Exercise details:
Give every line of the material back exactly, images removed.

Data under study START

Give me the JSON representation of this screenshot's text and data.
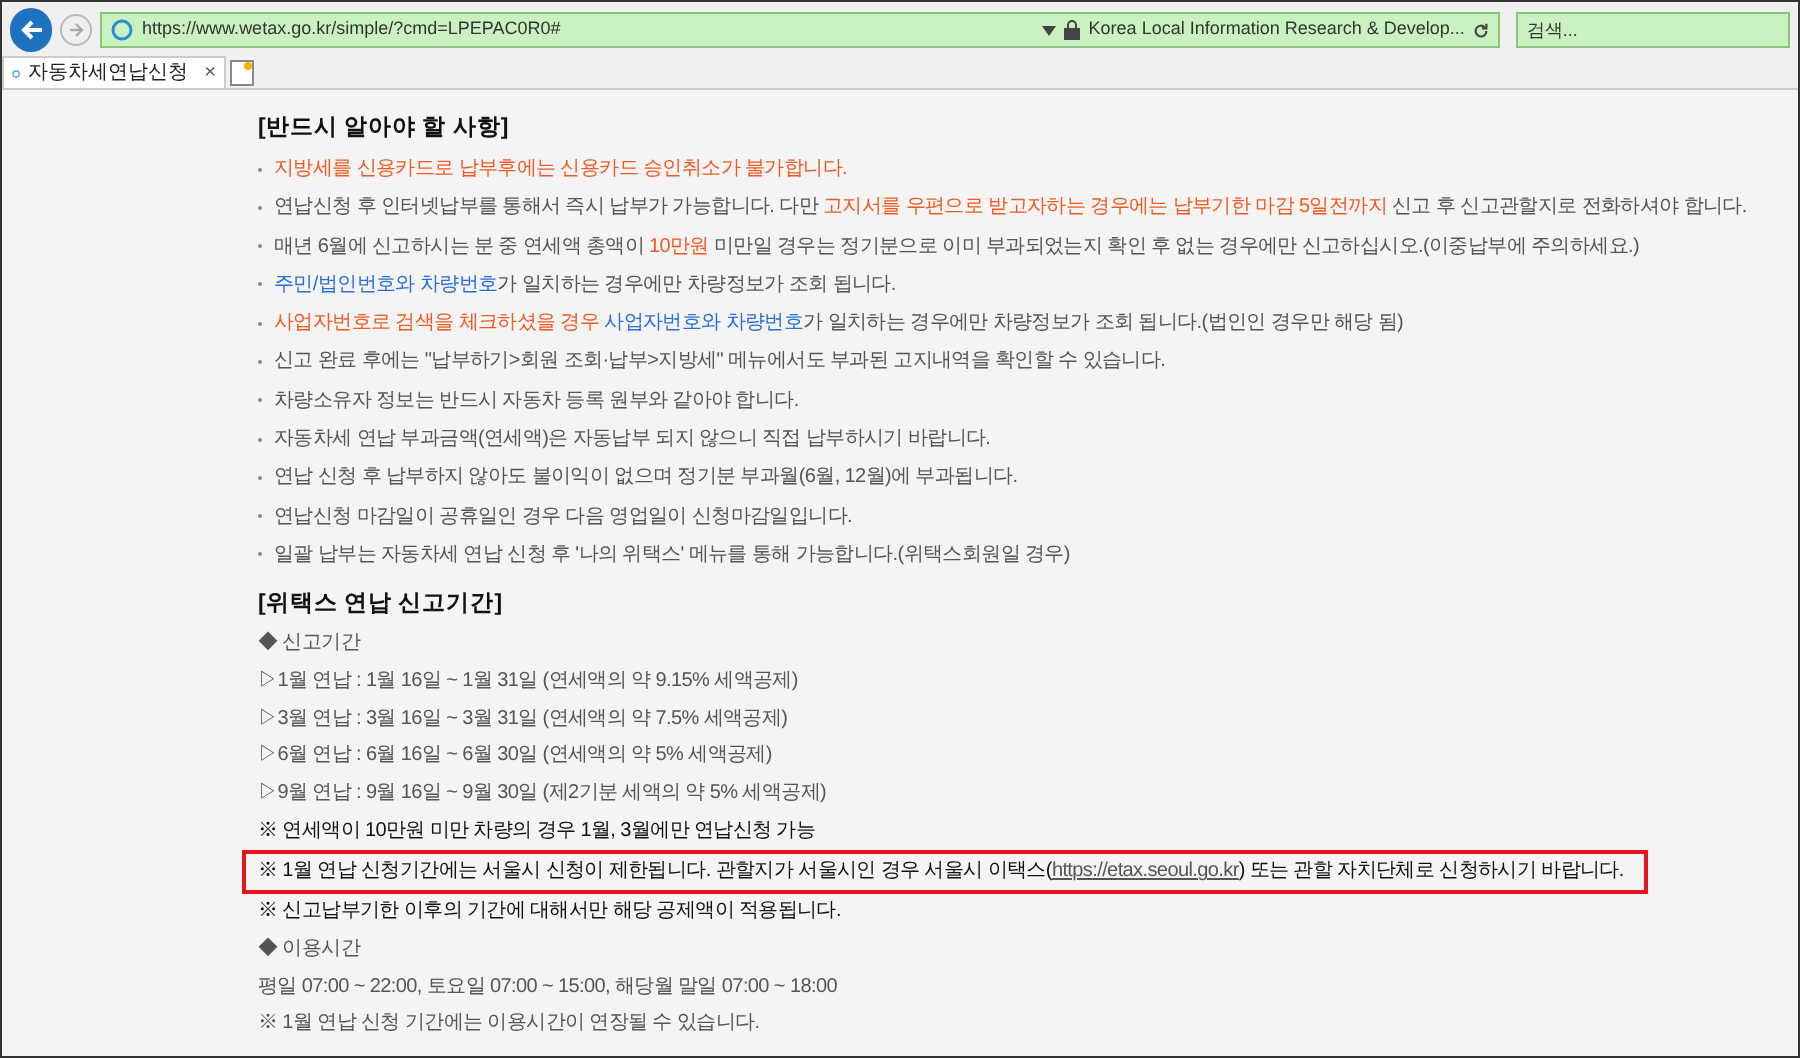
{
  "browser": {
    "address": "https://www.wetax.go.kr/simple/?cmd=LPEPAC0R0#",
    "site_identity": "Korea Local Information Research & Develop...",
    "search_placeholder": "검색...",
    "tab_title": "자동차세연납신청",
    "tab_close": "×"
  },
  "notice": {
    "title": "[반드시 알아야 할 사항]",
    "items": [
      {
        "segments": [
          {
            "kind": "orange",
            "text": "지방세를 신용카드로 납부후에는 신용카드 승인취소가 불가합니다."
          }
        ]
      },
      {
        "segments": [
          {
            "kind": "normal",
            "text": "연납신청 후 인터넷납부를 통해서 즉시 납부가 가능합니다. 다만 "
          },
          {
            "kind": "orange",
            "text": "고지서를 우편으로 받고자하는 경우에는 납부기한 마감 5일전까지"
          },
          {
            "kind": "normal",
            "text": " 신고 후 신고관할지로 전화하셔야 합니다."
          }
        ]
      },
      {
        "segments": [
          {
            "kind": "normal",
            "text": "매년 6월에 신고하시는 분 중 연세액 총액이 "
          },
          {
            "kind": "orange",
            "text": "10만원"
          },
          {
            "kind": "normal",
            "text": " 미만일 경우는 정기분으로 이미 부과되었는지 확인 후 없는 경우에만 신고하십시오.(이중납부에 주의하세요.)"
          }
        ]
      },
      {
        "segments": [
          {
            "kind": "blue",
            "text": "주민/법인번호와 차량번호"
          },
          {
            "kind": "normal",
            "text": "가 일치하는 경우에만 차량정보가 조회 됩니다."
          }
        ]
      },
      {
        "segments": [
          {
            "kind": "orange",
            "text": "사업자번호로 검색을 체크하셨을 경우 "
          },
          {
            "kind": "blue",
            "text": "사업자번호와 차량번호"
          },
          {
            "kind": "normal",
            "text": "가 일치하는 경우에만 차량정보가 조회 됩니다.(법인인 경우만 해당 됨)"
          }
        ]
      },
      {
        "segments": [
          {
            "kind": "normal",
            "text": "신고 완료 후에는 \"납부하기>회원 조회·납부>지방세\" 메뉴에서도 부과된 고지내역을 확인할 수 있습니다."
          }
        ]
      },
      {
        "segments": [
          {
            "kind": "normal",
            "text": "차량소유자 정보는 반드시 자동차 등록 원부와 같아야 합니다."
          }
        ]
      },
      {
        "segments": [
          {
            "kind": "normal",
            "text": "자동차세 연납 부과금액(연세액)은 자동납부 되지 않으니 직접 납부하시기 바랍니다."
          }
        ]
      },
      {
        "segments": [
          {
            "kind": "normal",
            "text": "연납 신청 후 납부하지 않아도 불이익이 없으며 정기분 부과월(6월, 12월)에 부과됩니다."
          }
        ]
      },
      {
        "segments": [
          {
            "kind": "normal",
            "text": "연납신청 마감일이 공휴일인 경우 다음 영업일이 신청마감일입니다."
          }
        ]
      },
      {
        "segments": [
          {
            "kind": "normal",
            "text": "일괄 납부는 자동차세 연납 신청 후 '나의 위택스' 메뉴를 통해 가능합니다.(위택스회원일 경우)"
          }
        ]
      }
    ]
  },
  "period": {
    "title": "[위택스 연납 신고기간]",
    "lines": [
      {
        "kind": "subhead",
        "text": "◆ 신고기간"
      },
      {
        "kind": "plain",
        "text": "▷1월 연납 : 1월 16일 ~ 1월 31일 (연세액의 약 9.15% 세액공제)"
      },
      {
        "kind": "plain",
        "text": "▷3월 연납 : 3월 16일 ~ 3월 31일 (연세액의 약 7.5% 세액공제)"
      },
      {
        "kind": "plain",
        "text": "▷6월 연납 : 6월 16일 ~ 6월 30일 (연세액의 약 5% 세액공제)"
      },
      {
        "kind": "plain",
        "text": "▷9월 연납 : 9월 16일 ~ 9월 30일 (제2기분 세액의 약 5% 세액공제)"
      },
      {
        "kind": "note",
        "text": "※ 연세액이 10만원 미만 차량의 경우 1월, 3월에만 연납신청 가능"
      },
      {
        "kind": "highlight",
        "before": "※ 1월 연납 신청기간에는 서울시 신청이 제한됩니다. 관할지가 서울시인 경우 서울시 이택스(",
        "link": "https://etax.seoul.go.kr",
        "after": ") 또는 관할 자치단체로 신청하시기 바랍니다."
      },
      {
        "kind": "note",
        "text": "※ 신고납부기한 이후의 기간에 대해서만 해당 공제액이 적용됩니다."
      },
      {
        "kind": "subhead",
        "text": "◆ 이용시간"
      },
      {
        "kind": "plain",
        "text": "평일 07:00 ~ 22:00, 토요일 07:00 ~ 15:00, 해당월 말일 07:00 ~ 18:00"
      },
      {
        "kind": "plain",
        "text": "※ 1월 연납 신청 기간에는 이용시간이 연장될 수 있습니다."
      }
    ]
  }
}
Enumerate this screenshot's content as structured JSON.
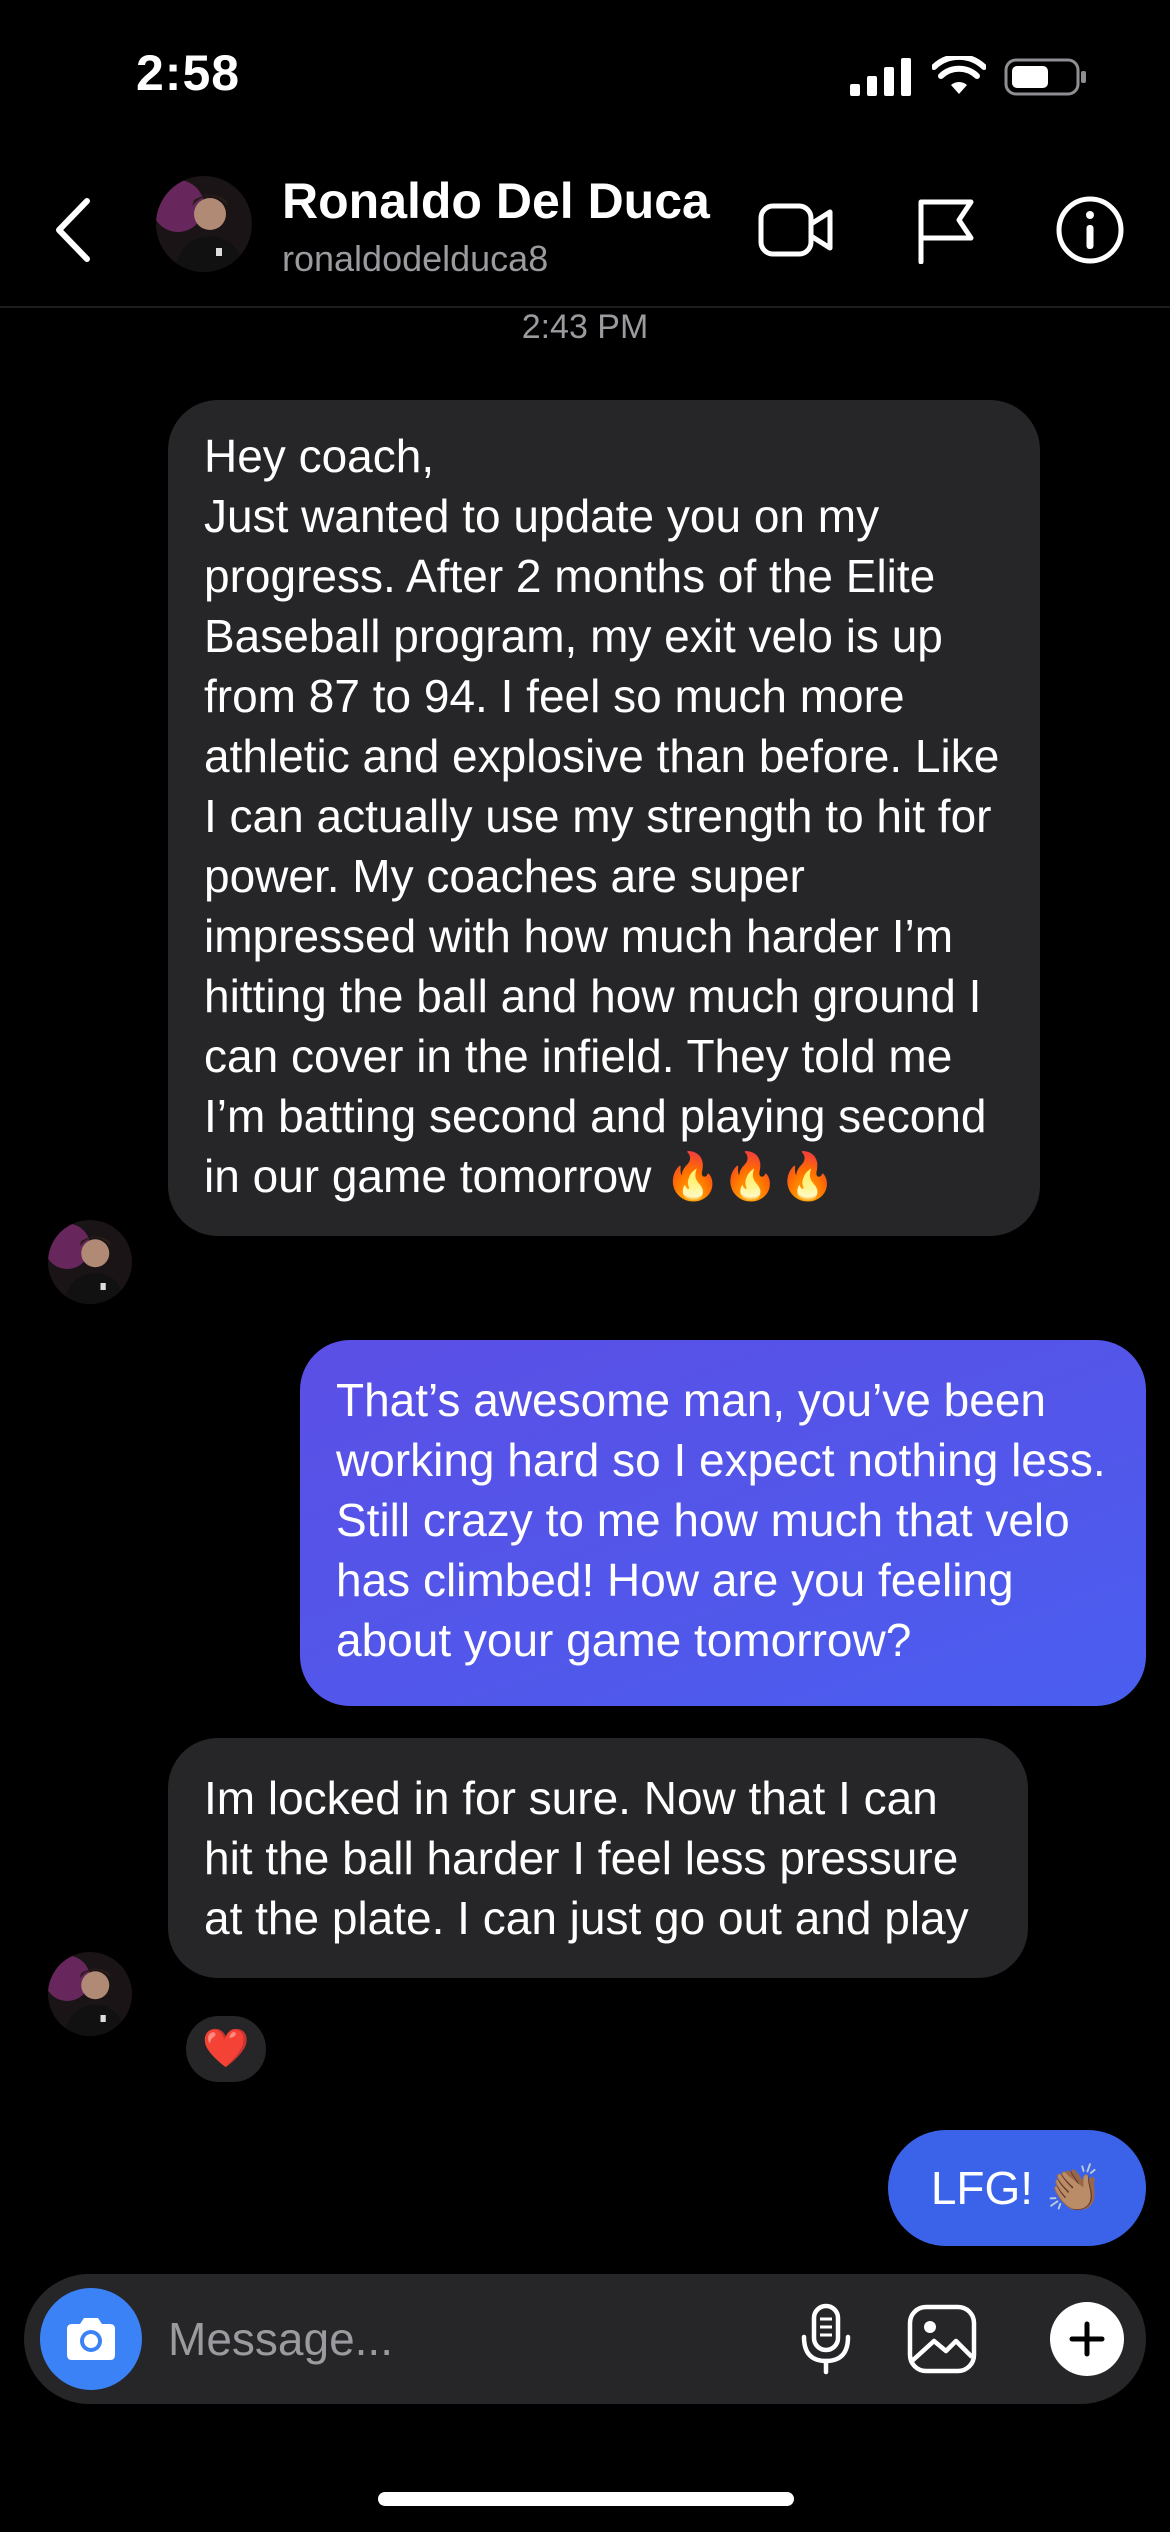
{
  "status_bar": {
    "time": "2:58"
  },
  "header": {
    "name": "Ronaldo Del Duca",
    "username": "ronaldodelduca8",
    "icons": [
      "back-chevron-icon",
      "video-call-icon",
      "flag-icon",
      "info-icon"
    ]
  },
  "thread": {
    "timestamp": "2:43 PM",
    "messages": [
      {
        "direction": "incoming",
        "lines": [
          "Hey coach,",
          "Just wanted to update you on my progress. After 2 months of the Elite Baseball program, my exit velo is up from 87 to 94. I feel so much more athletic and explosive than before. Like I can actually use my strength to hit for power. My coaches are super impressed with how much harder I’m hitting the ball and how much ground I can cover in the infield. They told me I’m batting second and playing second in our game tomorrow 🔥🔥🔥"
        ]
      },
      {
        "direction": "outgoing",
        "text": "That’s awesome man, you’ve been working hard so I expect nothing less. Still crazy to me how much that velo has climbed! How are you feeling about your game tomorrow?"
      },
      {
        "direction": "incoming",
        "text": "Im locked in for sure. Now that I can hit the ball harder I feel less pressure at the plate. I can just go out and play",
        "reaction": "❤️"
      },
      {
        "direction": "outgoing",
        "text": "LFG! 👏🏽"
      }
    ]
  },
  "composer": {
    "placeholder": "Message...",
    "icons": [
      "camera-icon",
      "microphone-icon",
      "gallery-icon",
      "plus-icon"
    ]
  },
  "colors": {
    "background": "#000000",
    "incoming_bubble": "#262628",
    "outgoing_bubble": "#5157ea",
    "outgoing_bubble_short": "#3a63ea",
    "camera_button": "#3b82f6"
  }
}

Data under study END

The answer:
Give me the JSON representation of this screenshot's text and data.
{
  "browser": {
    "address": "https://www.wetax.go.kr/simple/?cmd=LPEPAC0R0#",
    "site_identity": "Korea Local Information Research & Develop...",
    "search_placeholder": "검색...",
    "tab_title": "자동차세연납신청",
    "tab_close": "×"
  },
  "notice": {
    "title": "[반드시 알아야 할 사항]",
    "items": [
      {
        "segments": [
          {
            "kind": "orange",
            "text": "지방세를 신용카드로 납부후에는 신용카드 승인취소가 불가합니다."
          }
        ]
      },
      {
        "segments": [
          {
            "kind": "normal",
            "text": "연납신청 후 인터넷납부를 통해서 즉시 납부가 가능합니다. 다만 "
          },
          {
            "kind": "orange",
            "text": "고지서를 우편으로 받고자하는 경우에는 납부기한 마감 5일전까지"
          },
          {
            "kind": "normal",
            "text": " 신고 후 신고관할지로 전화하셔야 합니다."
          }
        ]
      },
      {
        "segments": [
          {
            "kind": "normal",
            "text": "매년 6월에 신고하시는 분 중 연세액 총액이 "
          },
          {
            "kind": "orange",
            "text": "10만원"
          },
          {
            "kind": "normal",
            "text": " 미만일 경우는 정기분으로 이미 부과되었는지 확인 후 없는 경우에만 신고하십시오.(이중납부에 주의하세요.)"
          }
        ]
      },
      {
        "segments": [
          {
            "kind": "blue",
            "text": "주민/법인번호와 차량번호"
          },
          {
            "kind": "normal",
            "text": "가 일치하는 경우에만 차량정보가 조회 됩니다."
          }
        ]
      },
      {
        "segments": [
          {
            "kind": "orange",
            "text": "사업자번호로 검색을 체크하셨을 경우 "
          },
          {
            "kind": "blue",
            "text": "사업자번호와 차량번호"
          },
          {
            "kind": "normal",
            "text": "가 일치하는 경우에만 차량정보가 조회 됩니다.(법인인 경우만 해당 됨)"
          }
        ]
      },
      {
        "segments": [
          {
            "kind": "normal",
            "text": "신고 완료 후에는 \"납부하기>회원 조회·납부>지방세\" 메뉴에서도 부과된 고지내역을 확인할 수 있습니다."
          }
        ]
      },
      {
        "segments": [
          {
            "kind": "normal",
            "text": "차량소유자 정보는 반드시 자동차 등록 원부와 같아야 합니다."
          }
        ]
      },
      {
        "segments": [
          {
            "kind": "normal",
            "text": "자동차세 연납 부과금액(연세액)은 자동납부 되지 않으니 직접 납부하시기 바랍니다."
          }
        ]
      },
      {
        "segments": [
          {
            "kind": "normal",
            "text": "연납 신청 후 납부하지 않아도 불이익이 없으며 정기분 부과월(6월, 12월)에 부과됩니다."
          }
        ]
      },
      {
        "segments": [
          {
            "kind": "normal",
            "text": "연납신청 마감일이 공휴일인 경우 다음 영업일이 신청마감일입니다."
          }
        ]
      },
      {
        "segments": [
          {
            "kind": "normal",
            "text": "일괄 납부는 자동차세 연납 신청 후 '나의 위택스' 메뉴를 통해 가능합니다.(위택스회원일 경우)"
          }
        ]
      }
    ]
  },
  "period": {
    "title": "[위택스 연납 신고기간]",
    "lines": [
      {
        "kind": "subhead",
        "text": "◆ 신고기간"
      },
      {
        "kind": "plain",
        "text": "▷1월 연납 : 1월 16일 ~ 1월 31일 (연세액의 약 9.15% 세액공제)"
      },
      {
        "kind": "plain",
        "text": "▷3월 연납 : 3월 16일 ~ 3월 31일 (연세액의 약 7.5% 세액공제)"
      },
      {
        "kind": "plain",
        "text": "▷6월 연납 : 6월 16일 ~ 6월 30일 (연세액의 약 5% 세액공제)"
      },
      {
        "kind": "plain",
        "text": "▷9월 연납 : 9월 16일 ~ 9월 30일 (제2기분 세액의 약 5% 세액공제)"
      },
      {
        "kind": "note",
        "text": "※ 연세액이 10만원 미만 차량의 경우 1월, 3월에만 연납신청 가능"
      },
      {
        "kind": "highlight",
        "before": "※ 1월 연납 신청기간에는 서울시 신청이 제한됩니다. 관할지가 서울시인 경우 서울시 이택스(",
        "link": "https://etax.seoul.go.kr",
        "after": ") 또는 관할 자치단체로 신청하시기 바랍니다."
      },
      {
        "kind": "note",
        "text": "※ 신고납부기한 이후의 기간에 대해서만 해당 공제액이 적용됩니다."
      },
      {
        "kind": "subhead",
        "text": "◆ 이용시간"
      },
      {
        "kind": "plain",
        "text": "평일 07:00 ~ 22:00, 토요일 07:00 ~ 15:00, 해당월 말일 07:00 ~ 18:00"
      },
      {
        "kind": "plain",
        "text": "※ 1월 연납 신청 기간에는 이용시간이 연장될 수 있습니다."
      }
    ]
  }
}
Enumerate this screenshot's content as structured JSON.
{
  "status_bar": {
    "time": "2:58"
  },
  "header": {
    "name": "Ronaldo Del Duca",
    "username": "ronaldodelduca8",
    "icons": [
      "back-chevron-icon",
      "video-call-icon",
      "flag-icon",
      "info-icon"
    ]
  },
  "thread": {
    "timestamp": "2:43 PM",
    "messages": [
      {
        "direction": "incoming",
        "lines": [
          "Hey coach,",
          "Just wanted to update you on my progress. After 2 months of the Elite Baseball program, my exit velo is up from 87 to 94. I feel so much more athletic and explosive than before. Like I can actually use my strength to hit for power. My coaches are super impressed with how much harder I’m hitting the ball and how much ground I can cover in the infield. They told me I’m batting second and playing second in our game tomorrow 🔥🔥🔥"
        ]
      },
      {
        "direction": "outgoing",
        "text": "That’s awesome man, you’ve been working hard so I expect nothing less. Still crazy to me how much that velo has climbed! How are you feeling about your game tomorrow?"
      },
      {
        "direction": "incoming",
        "text": "Im locked in for sure. Now that I can hit the ball harder I feel less pressure at the plate. I can just go out and play",
        "reaction": "❤️"
      },
      {
        "direction": "outgoing",
        "text": "LFG! 👏🏽"
      }
    ]
  },
  "composer": {
    "placeholder": "Message...",
    "icons": [
      "camera-icon",
      "microphone-icon",
      "gallery-icon",
      "plus-icon"
    ]
  },
  "colors": {
    "background": "#000000",
    "incoming_bubble": "#262628",
    "outgoing_bubble": "#5157ea",
    "outgoing_bubble_short": "#3a63ea",
    "camera_button": "#3b82f6"
  }
}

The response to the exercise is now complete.